Here, My Dear (Tamla, 1978): Perhaps one of Marvin Gaye's most personal albums, Here, My Dear was fashioned as a divorce settlement and "up yours" card to his wife, Anna. By this time, Marvin Gaye had already been living with his girlfriend, Jan, and their two children for a number of years. As Anna was also Motown founder/president Berry Gordy, Jr.'s sister, it's no wonder the album received little promotional support and was a miserable commercial failure. Still, it's intriguing that Motown ok'ed the expensive double-album format and the specially-commissioned cover portrait. But the album really is much more romantic and regretful than this write-off description allows. Marvin Gaye poured much of the effort and emotion of What's Going On into Here, My Dear and ended up with an enchantingly sublime musical statement that isn't nearly as intensely bitter or as unapproachably personal as all the hype would have you believe.
The album overflows with great and musical material, but most which is little known by Marvin Gaye fans and jazz listeners alike. The two funkiest tracks, "A Funky Space Reincarnation" and "Anger," were issued as singles – no doubt to capitalize on the success of "Got To Give It Up." But it was all for naught as the former barely charted and the latter, astoundingly, didn't chart at all. Curiously, "Anger" has found its niche among industrial bands such as Kill Switch…Klick and Mark Stewart, but not among jazz, soul or R&B folks who could surely dig in on its groove. There's also the hypnotic funk jazz of "Is That Enough" ("can't get enough of that funky stuff" indeed), certainly hit-worthy and nearly in the same league of some of MPG's great work (just dig those brilliantly unusual woodwind highlights used in the arrangement!). The melodic and soulful "When Did You Stop Loving Me, When Did I Stop Loving You" was not – surprisingly – issued as a single, but garnered some of the only jazz covers this album ever received, namely by Mongo Santamaria, Amanda Sedgwick (with Philip Harper) and Jeff Parker.
The 2007 two-disc CD set Here, My Dear Expanded Edition provides a number of great extras including the 12" only instrumental version of "A Funky Space Reincarnation" (recorded in 1979, after the LP's release, by removing Marvin Gaye's vocal and overdubbing guitarist Mike McGloiry of Switch and saxophonist Daniel LeMelle from Rick James' Stone City Band) and a number of alternate mixes of album tracks done up for this release by "guests" such as "Anger (Alternate Extended Mix)" by Marcus Miller, "Is That Enough? (Instrumental) alternate version" by Montez Payton, "A Funky Space Reincarnation (Alternate Extended Mix)" by John Morales and Paul Simpson and "You Can Leave, But It's Going To Cost You (Alternate Extended Mix)" by John Rhone.
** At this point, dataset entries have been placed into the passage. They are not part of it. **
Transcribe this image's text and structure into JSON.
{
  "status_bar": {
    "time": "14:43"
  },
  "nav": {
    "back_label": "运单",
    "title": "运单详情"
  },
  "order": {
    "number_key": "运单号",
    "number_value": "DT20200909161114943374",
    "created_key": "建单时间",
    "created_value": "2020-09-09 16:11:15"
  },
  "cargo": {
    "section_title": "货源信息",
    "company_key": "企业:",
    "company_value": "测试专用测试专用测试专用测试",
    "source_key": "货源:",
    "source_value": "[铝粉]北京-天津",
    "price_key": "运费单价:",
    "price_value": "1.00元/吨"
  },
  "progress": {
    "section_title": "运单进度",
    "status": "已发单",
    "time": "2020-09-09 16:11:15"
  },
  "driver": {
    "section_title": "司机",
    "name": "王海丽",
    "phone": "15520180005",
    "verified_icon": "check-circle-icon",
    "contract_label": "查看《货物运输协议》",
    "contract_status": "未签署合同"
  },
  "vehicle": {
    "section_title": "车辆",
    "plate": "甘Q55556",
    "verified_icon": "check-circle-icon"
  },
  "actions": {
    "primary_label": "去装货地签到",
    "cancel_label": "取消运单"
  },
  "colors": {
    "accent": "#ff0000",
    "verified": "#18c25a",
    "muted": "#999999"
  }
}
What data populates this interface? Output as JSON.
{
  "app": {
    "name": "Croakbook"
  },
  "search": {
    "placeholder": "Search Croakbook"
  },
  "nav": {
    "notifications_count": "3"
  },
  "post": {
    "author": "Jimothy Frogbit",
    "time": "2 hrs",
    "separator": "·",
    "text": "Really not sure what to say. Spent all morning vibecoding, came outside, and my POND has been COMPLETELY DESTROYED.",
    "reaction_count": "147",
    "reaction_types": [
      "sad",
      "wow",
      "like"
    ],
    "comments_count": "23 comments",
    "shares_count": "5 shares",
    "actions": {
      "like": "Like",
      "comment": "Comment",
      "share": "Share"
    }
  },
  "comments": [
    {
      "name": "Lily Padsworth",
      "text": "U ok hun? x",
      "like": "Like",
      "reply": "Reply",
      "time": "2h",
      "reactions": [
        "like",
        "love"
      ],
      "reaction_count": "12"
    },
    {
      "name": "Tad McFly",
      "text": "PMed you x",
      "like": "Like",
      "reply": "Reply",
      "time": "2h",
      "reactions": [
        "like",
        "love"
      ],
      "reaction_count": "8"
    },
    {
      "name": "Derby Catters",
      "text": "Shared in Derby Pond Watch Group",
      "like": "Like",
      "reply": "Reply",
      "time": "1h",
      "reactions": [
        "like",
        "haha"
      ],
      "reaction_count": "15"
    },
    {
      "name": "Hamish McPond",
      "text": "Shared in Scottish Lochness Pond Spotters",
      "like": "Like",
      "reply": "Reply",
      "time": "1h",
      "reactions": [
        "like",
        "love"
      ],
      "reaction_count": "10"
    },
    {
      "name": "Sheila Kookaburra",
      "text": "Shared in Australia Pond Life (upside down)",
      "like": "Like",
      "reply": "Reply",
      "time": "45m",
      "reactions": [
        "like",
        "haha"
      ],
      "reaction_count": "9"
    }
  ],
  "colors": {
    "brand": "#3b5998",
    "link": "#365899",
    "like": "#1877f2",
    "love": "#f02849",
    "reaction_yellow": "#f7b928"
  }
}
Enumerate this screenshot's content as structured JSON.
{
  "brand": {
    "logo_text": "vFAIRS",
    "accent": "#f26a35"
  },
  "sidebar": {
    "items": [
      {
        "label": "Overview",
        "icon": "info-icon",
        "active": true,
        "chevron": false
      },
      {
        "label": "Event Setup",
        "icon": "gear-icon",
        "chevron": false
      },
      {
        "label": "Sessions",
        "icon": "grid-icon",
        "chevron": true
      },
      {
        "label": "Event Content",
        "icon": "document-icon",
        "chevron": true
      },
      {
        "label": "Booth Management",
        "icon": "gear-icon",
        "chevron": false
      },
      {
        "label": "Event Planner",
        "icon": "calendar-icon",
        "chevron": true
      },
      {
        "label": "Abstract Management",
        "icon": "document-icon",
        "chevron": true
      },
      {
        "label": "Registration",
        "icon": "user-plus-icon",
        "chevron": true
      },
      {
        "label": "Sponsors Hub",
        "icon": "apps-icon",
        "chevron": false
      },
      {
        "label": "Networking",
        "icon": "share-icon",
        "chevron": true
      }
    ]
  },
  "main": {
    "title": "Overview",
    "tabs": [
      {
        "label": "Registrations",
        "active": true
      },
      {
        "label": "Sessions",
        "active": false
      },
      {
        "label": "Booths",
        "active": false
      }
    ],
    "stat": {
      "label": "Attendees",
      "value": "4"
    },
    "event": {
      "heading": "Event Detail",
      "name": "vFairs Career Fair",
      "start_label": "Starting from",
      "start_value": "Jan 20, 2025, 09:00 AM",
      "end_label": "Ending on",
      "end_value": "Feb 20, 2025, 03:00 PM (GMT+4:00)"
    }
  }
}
There is much more musical invention on display here and it's truly amazing that not only fans but jazz musicians too haven't discovered it all. Here, My Dear truly ranks among Marvin Gaye's very best work.
[Note: I did not have access to the 1981 album In Our Lifetime or the preferable Love Man Special Edition CD to write about…but, in all probability the music should be included in this analysis.]